Until yesterday the sum of my experience in the world of International travel bureaucracy was limited to the standard questions from a US/Canada customs agent – “Where you going; how long; business or pleasure?” – and a handful of trips to Caribbean countries where passport inspections were handled on “Island Time” but at least you knew that everything would eventually be okay. I did make a quick trip to the UK/France/Netherlands in 1998 but unless something I did on that long week-end in Amsterdam has permanently damaged my brain, I don’t recall any travel snafus.
My rather utopian view of the whole subject was quickly shattered with one visit to the Brazilian consulate in Toronto.
Brazil is the first country on my route that requires Canadian travellers to have obtained a Tourist Visa prior to arrival. As I truly am a tourist and have no – make that few – skeletons in my closet, I figured it would be a simple matter of filling out a form, handing over my passport and perhaps some fresh passport photos, and then picking up said visa on a second visit to the consulate. It’s a bit of a pain, especially when no other South American country requires Canadian tourists to obtain a visa, but how difficult could it be?
After completing the online application you are instructed to print and sign a copy, affix a new 2×2 passport photo, and take said form and your valid Canadian passport to the nearest consulate. Before 1:00 pm. I arrived at 11:38 AM to find 17 people jammed into a tiny waiting room with seating for 6. There was no “take a number” system but this didn’t seem to be an issue as everyone was well aware of who arrived when.
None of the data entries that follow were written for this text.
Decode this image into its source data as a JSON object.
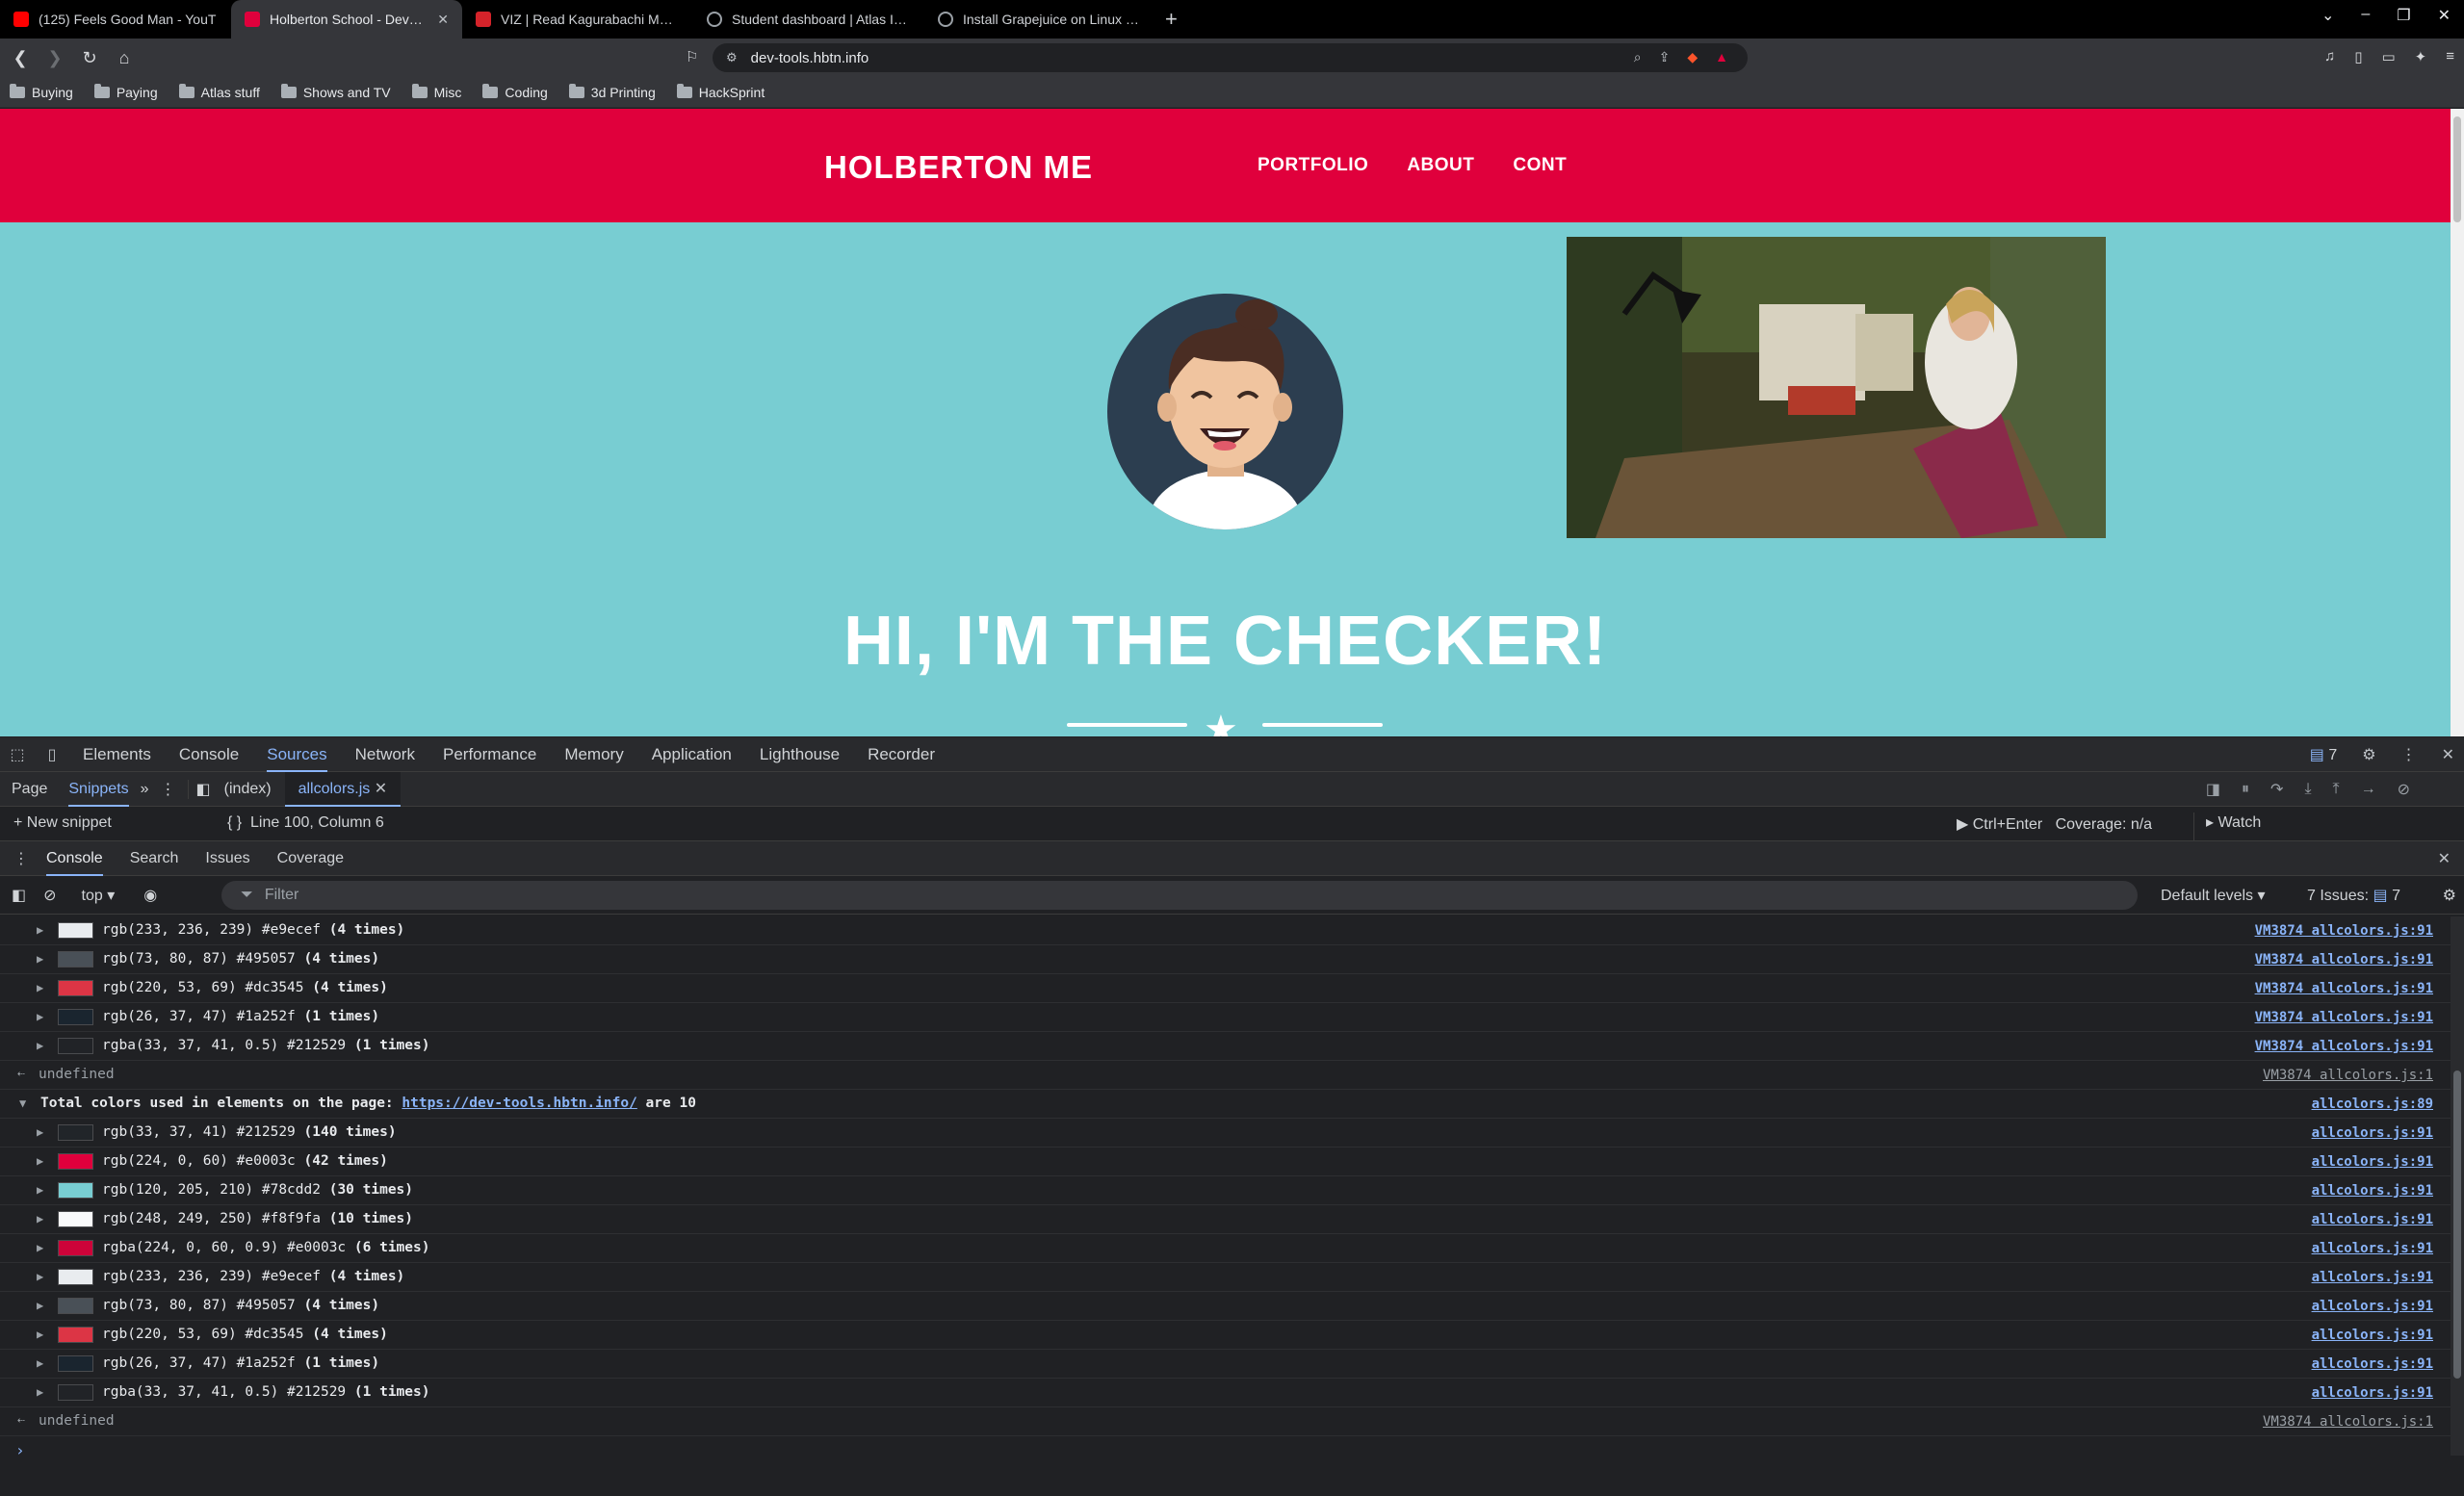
{
  "browser": {
    "tabs": [
      {
        "title": "(125) Feels Good Man - YouT",
        "fav_color": "#ff0000",
        "active": false
      },
      {
        "title": "Holberton School - Develop",
        "fav_color": "#e0003c",
        "active": true
      },
      {
        "title": "VIZ | Read Kagurabachi Manga",
        "fav_color": "#d5232a",
        "active": false
      },
      {
        "title": "Student dashboard | Atlas Intra",
        "fav_color": "#9aa0a6",
        "active": false
      },
      {
        "title": "Install Grapejuice on Linux Mint",
        "fav_color": "#9aa0a6",
        "active": false
      }
    ],
    "new_tab": "+",
    "url": "dev-tools.hbtn.info",
    "bookmarks": [
      "Buying",
      "Paying",
      "Atlas stuff",
      "Shows and TV",
      "Misc",
      "Coding",
      "3d Printing",
      "HackSprint"
    ]
  },
  "page": {
    "brand": "HOLBERTON ME",
    "nav": [
      "PORTFOLIO",
      "ABOUT",
      "CONT"
    ],
    "hero_title": "HI, I'M THE CHECKER!",
    "colors": {
      "navbar": "#e0003c",
      "hero_bg": "#78cdd2",
      "avatar_bg": "#2c3e50"
    }
  },
  "devtools": {
    "tabs": [
      "Elements",
      "Console",
      "Sources",
      "Network",
      "Performance",
      "Memory",
      "Application",
      "Lighthouse",
      "Recorder"
    ],
    "active_tab": "Sources",
    "issues_badge": "7",
    "sources": {
      "nav_page": "Page",
      "nav_snippets": "Snippets",
      "files": [
        "(index)",
        "allcolors.js"
      ],
      "new_snippet": "New snippet",
      "cursor": "Line 100, Column 6",
      "run_hint": "Ctrl+Enter",
      "coverage": "Coverage: n/a",
      "watch": "Watch"
    },
    "drawer_tabs": [
      "Console",
      "Search",
      "Issues",
      "Coverage"
    ],
    "active_drawer": "Console",
    "console": {
      "context": "top",
      "filter_placeholder": "Filter",
      "levels": "Default levels",
      "issues": "7 Issues:",
      "issues_count": "7"
    },
    "first_rows": [
      {
        "swatch": "#e9ecef",
        "text": "rgb(233, 236, 239) #e9ecef",
        "count": "(4 times)",
        "link": "VM3874 allcolors.js:91"
      },
      {
        "swatch": "#495057",
        "text": "rgb(73, 80, 87) #495057",
        "count": "(4 times)",
        "link": "VM3874 allcolors.js:91"
      },
      {
        "swatch": "#dc3545",
        "text": "rgb(220, 53, 69) #dc3545",
        "count": "(4 times)",
        "link": "VM3874 allcolors.js:91"
      },
      {
        "swatch": "#1a252f",
        "text": "rgb(26, 37, 47) #1a252f",
        "count": "(1 times)",
        "link": "VM3874 allcolors.js:91"
      },
      {
        "swatch": "rgba(33,37,41,0.5)",
        "text": "rgba(33, 37, 41, 0.5) #212529",
        "count": "(1 times)",
        "link": "VM3874 allcolors.js:91"
      }
    ],
    "undefined_1": {
      "text": "undefined",
      "link": "VM3874 allcolors.js:1"
    },
    "group": {
      "prefix": "Total colors used in elements on the page: ",
      "url": "https://dev-tools.hbtn.info/",
      "suffix": " are 10",
      "link": "allcolors.js:89"
    },
    "rows": [
      {
        "swatch": "#212529",
        "text": "rgb(33, 37, 41) #212529",
        "count": "(140 times)",
        "link": "allcolors.js:91"
      },
      {
        "swatch": "#e0003c",
        "text": "rgb(224, 0, 60) #e0003c",
        "count": "(42 times)",
        "link": "allcolors.js:91"
      },
      {
        "swatch": "#78cdd2",
        "text": "rgb(120, 205, 210) #78cdd2",
        "count": "(30 times)",
        "link": "allcolors.js:91"
      },
      {
        "swatch": "#f8f9fa",
        "text": "rgb(248, 249, 250) #f8f9fa",
        "count": "(10 times)",
        "link": "allcolors.js:91"
      },
      {
        "swatch": "rgba(224,0,60,0.9)",
        "text": "rgba(224, 0, 60, 0.9) #e0003c",
        "count": "(6 times)",
        "link": "allcolors.js:91"
      },
      {
        "swatch": "#e9ecef",
        "text": "rgb(233, 236, 239) #e9ecef",
        "count": "(4 times)",
        "link": "allcolors.js:91"
      },
      {
        "swatch": "#495057",
        "text": "rgb(73, 80, 87) #495057",
        "count": "(4 times)",
        "link": "allcolors.js:91"
      },
      {
        "swatch": "#dc3545",
        "text": "rgb(220, 53, 69) #dc3545",
        "count": "(4 times)",
        "link": "allcolors.js:91"
      },
      {
        "swatch": "#1a252f",
        "text": "rgb(26, 37, 47) #1a252f",
        "count": "(1 times)",
        "link": "allcolors.js:91"
      },
      {
        "swatch": "rgba(33,37,41,0.5)",
        "text": "rgba(33, 37, 41, 0.5) #212529",
        "count": "(1 times)",
        "link": "allcolors.js:91"
      }
    ],
    "undefined_2": {
      "text": "undefined",
      "link": "VM3874 allcolors.js:1"
    }
  }
}
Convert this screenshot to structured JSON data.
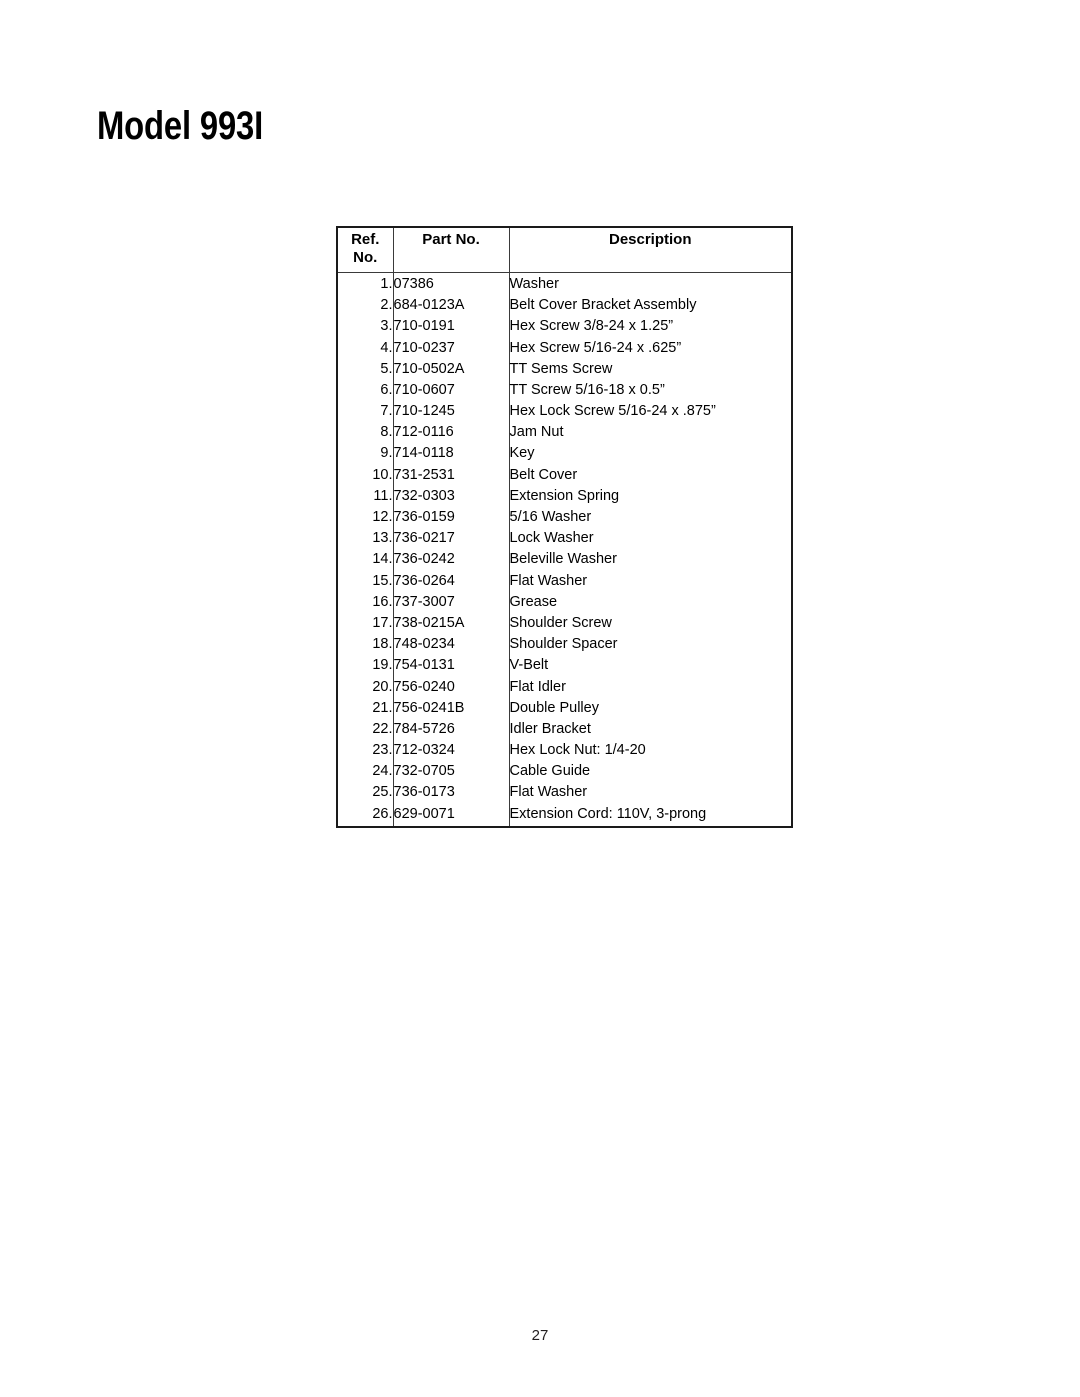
{
  "document": {
    "title": "Model 993I",
    "page_number": "27"
  },
  "table": {
    "headers": {
      "ref_no_line1": "Ref.",
      "ref_no_line2": "No.",
      "part_no": "Part No.",
      "description": "Description"
    },
    "rows": [
      {
        "ref": "1.",
        "part": "07386",
        "description": "Washer"
      },
      {
        "ref": "2.",
        "part": "684-0123A",
        "description": "Belt Cover Bracket Assembly"
      },
      {
        "ref": "3.",
        "part": "710-0191",
        "description": "Hex Screw 3/8-24 x 1.25”"
      },
      {
        "ref": "4.",
        "part": "710-0237",
        "description": "Hex Screw 5/16-24 x .625”"
      },
      {
        "ref": "5.",
        "part": "710-0502A",
        "description": "TT Sems Screw"
      },
      {
        "ref": "6.",
        "part": "710-0607",
        "description": "TT Screw 5/16-18 x 0.5”"
      },
      {
        "ref": "7.",
        "part": "710-1245",
        "description": "Hex Lock Screw 5/16-24 x .875”"
      },
      {
        "ref": "8.",
        "part": "712-0116",
        "description": "Jam Nut"
      },
      {
        "ref": "9.",
        "part": "714-0118",
        "description": "Key"
      },
      {
        "ref": "10.",
        "part": "731-2531",
        "description": "Belt Cover"
      },
      {
        "ref": "11.",
        "part": "732-0303",
        "description": "Extension Spring"
      },
      {
        "ref": "12.",
        "part": "736-0159",
        "description": "5/16 Washer"
      },
      {
        "ref": "13.",
        "part": "736-0217",
        "description": "Lock Washer"
      },
      {
        "ref": "14.",
        "part": "736-0242",
        "description": "Beleville Washer"
      },
      {
        "ref": "15.",
        "part": "736-0264",
        "description": "Flat Washer"
      },
      {
        "ref": "16.",
        "part": "737-3007",
        "description": "Grease"
      },
      {
        "ref": "17.",
        "part": "738-0215A",
        "description": "Shoulder Screw"
      },
      {
        "ref": "18.",
        "part": "748-0234",
        "description": "Shoulder Spacer"
      },
      {
        "ref": "19.",
        "part": "754-0131",
        "description": "V-Belt"
      },
      {
        "ref": "20.",
        "part": "756-0240",
        "description": "Flat Idler"
      },
      {
        "ref": "21.",
        "part": "756-0241B",
        "description": "Double Pulley"
      },
      {
        "ref": "22.",
        "part": "784-5726",
        "description": "Idler Bracket"
      },
      {
        "ref": "23.",
        "part": "712-0324",
        "description": "Hex Lock Nut: 1/4-20"
      },
      {
        "ref": "24.",
        "part": "732-0705",
        "description": "Cable Guide"
      },
      {
        "ref": "25.",
        "part": "736-0173",
        "description": "Flat Washer"
      },
      {
        "ref": "26.",
        "part": "629-0071",
        "description": "Extension Cord: 110V, 3-prong"
      }
    ]
  },
  "colors": {
    "text": "#000000",
    "border_outer": "#1a1a1a",
    "border_inner": "#3a3a3a",
    "page_background": "#ffffff"
  }
}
You couldn’t help but be aware – you were practically embracing that person in the sardine can of a waiting room.
At 12:50 I was summoned to approach the single clerk. She eyed her watch and drummed her fingers as I explained that while I didn’t have the required hotel info for my stay within the country, I would be arriving from Argentina as part of an organized trek by the UK company Dragoman Tours. I showed her the itinerary, including the approximate time and exact location of the border crossing, the receipt from Dragoman showing that I was booked and paid, and then waited while she perused the documents for all of three seconds.
“Not enough, she hissed.” You must supply ALL documentation. Come back when you have it all. All! Next!”
While waiting I’d heard stories of people making their fifth visit to satisfy this woman’s attention to detail. And apparently there is only one clerk; she’s there every day. So I remained calm and polite and asked what specific info she required so that I might not take up too much of her time.
She barked, “How you get to South America?” When I explained that I would be travelling overland to Los Angeles, flying to Peru, and likely Easter Island and Santiago de Chile before taking a night bus to Buenos Aires where I will hook up with the Dragoman crew, she snapped, “Go away. You have lots of time. Bring me all details when you have them. Neeeeeeext.”
After a few more calm and polite questions I was resigned to the fact that the Witch of Brazil wants to see my complete itinerary with every detail of my travel from Canada to the Brazilian border, plus an onward plane ticket. I understand the onward ticket part but what business does the government of Brazil have with how I travel to Peru, Chile or Argentina as long as I can show when and how I’ll be arriving and leaving Brazil? Well, apparently they make it their business and if you want to spend money in their country you will play by their rules. Or “her” rules, I suspect.
Welcome to the full-time job of the RTW traveller.